Where do I want to go in my Afro future? If I could (and I can), I’d travel to the Black Whole, and go on a sonic journey into the unknown. And that unknown is Black Whole, a five-piece, Afro-futuristic ensemble led by pianist Walter Kemp 3. Unlike his father’s classically-gospel Carnegie Hall acclaim, Kemp unleashes the same instrument and leads an equally creative cadre of music-making marvels; namely GRAMMY Award-winning improvisational violinist Scott Tixier, multi-reed maverick Brent Birckhead, bass phenom Rishon Odel, and Allan Mednard, a rock-solid percussive fixture with a keen ear for giving this music just what it needs at any given moment.
The ensemble’s rawness and ingenuity of sound has me replaying the ebb and flow of the evening– spinning back like a scratch on my most-loved cd. The ensemble got its start as a curated artist collaboration to celebrate the life and works of the late Reynold “Rey” Scott, acclaimed improvisational woodwind artist, composer, and long-time member of the Sun Ra Arkestra. The playlist is an amalgamation of the familiar, the foreign, and the freewheeling. But instead of the ever-popular Stella by Starlight, you’ll hear its lovesick paramour…”Interstellar,” and be transported to an unidentified planet of your own choosing.
Imagine waiting to hear what jazz was, is, or will be, and emerging with the sense of needing none of that. Just Blackness.

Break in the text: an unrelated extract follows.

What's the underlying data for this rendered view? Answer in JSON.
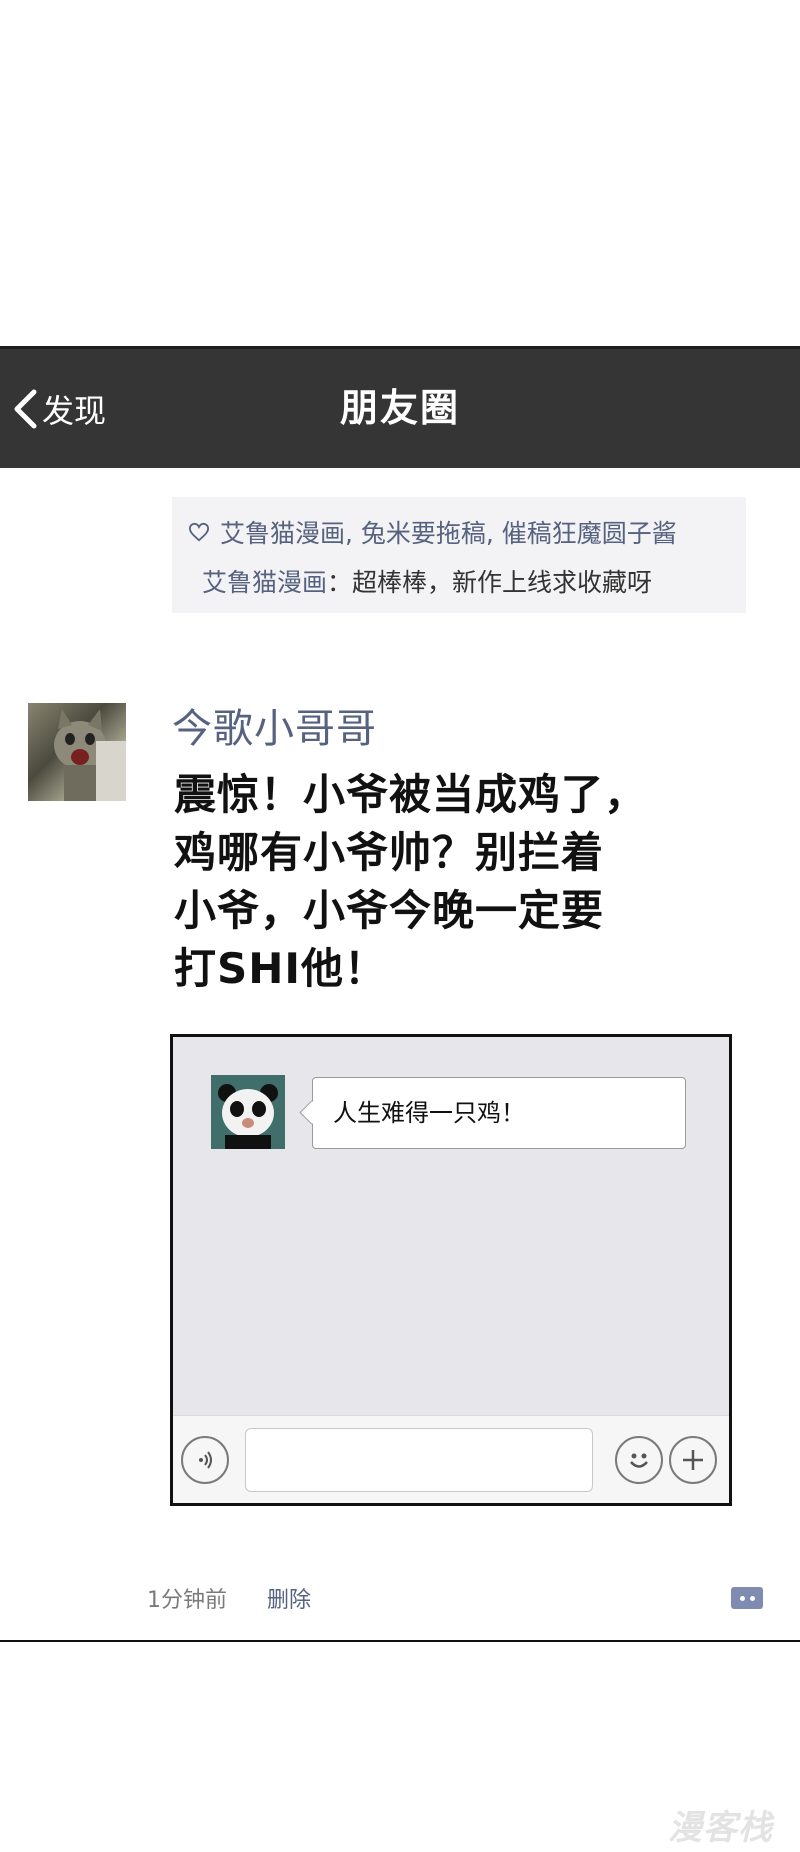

The first song of the evening is Walter Kemp 3’s “Good Morning.” As the title suggests, this song forces your arousal from a blissful fog. Imagine waiting to hear what jazz was, is, or will be, and emerging with the sense of needing none of that. Just Blackness. Kemp executes piano beats like a drummer and a harpist, laying sound templates like twinkling constellations in the dark, and mapping it out for me on an organ-laced triptych.
A selection called CO2, a duo written and performed by violinist Scott Tixier and NYC-based woodwind maverick Brent Birckhead, is an intense sound exchange. Reminiscent of a gut-wrenching zombie spacewalk, the sheer creativity makes you excited to hold your breath until the last note. This isn’t by any means a new exercise for the duo–but the combination is brilliant; fresh because we can never accurately predict where the music is going. I had to be content with hanging on for the ride.
Kemp leads “De Facto” in no uncertain terms. The 5-person unit locks tight, grabbing at the soulful fertility of the Earth below them, pretty much building their way from the sea floor to the ether– in a series of synchronized tonal movements. “Go-to” drummer Allan Mednard is a sonic boom of rhythmic syncopation, skillful stretch, and awesome. Wherever he’s taking me (and I’d go anywhere with him… yes, even there), I’m going. It’s no wonder why the composition was selected to premiere award-winning journalist Ta-Nehisi Coates’ literary debut at BABEL for The Water Dancer. I literally just did a flip, and landed mid- air.
Along with all of this, there are equally grounding moments. Bassist Rishon Odel, when not smooth sailing with Brian Culbertson, is doing the best/most with Black Whole, moving from double bass, to electric, to keybass with precision and purpose. Happy Ending, composed by New York City’s Gerry Eastman, and originally recorded by Eastman and Rey Scott, showcases Odel’s playful restraint. His incredible facility and command of the strings provide ocular proof of this precision, even when my ears are in denial. Hold on to the rocks, the weeds, and the misty air. Birckhead on flute is the perfect complement, so keep your ears peeled. If not, you’ll miss the flying diamonds. Just sayin.
Engaging with the music becomes a familiar process-- grounding, muddy, dirty, spontaneous and internally rehearsed.
There’s a special place in a performance like this for the audience, and that special place is right there in the thick of things; sorting out songs, and making connections. I felt like a kid helping to make mud pies to heaven. Engaging with the music becomes a familiar process– grounding, muddy, dirty, spontaneous and internally rehearsed. At this point, we’re enveloped in the velveteen mudcloth blackness of what we think we heard and what we wanted to hear, and finally arriving at the fact that we’re not exactly sure, and it never really mattered anyway.
So, this June, where will I be in my Afro-future? I’ll be at these concerts. And your Afro-future should be there, too.
- Tuesday, June 14th, 5:30pm | Richmond, VA RVA Tobacco Lounge
- Wednesday, June 15th, 7:00pm | New York, NY Zürcher Gallery (during TRIBECA Film Fest)
- Friday & Saturday, June 17-18th, 7:00pm | Buffalo, NY PAUSA Art House
- Wednesday, June 22, 7:00pm | West Falls, NY West Falls Center for the Arts
- Thursday, June 23, 7:00pm | Cleveland, OH Bopstop (during TRI-C Jazz Fest)
- Friday, June 24, 8:30 & 10:00pm | Toronto, ON The Rex (during Toronto Jazz Fest)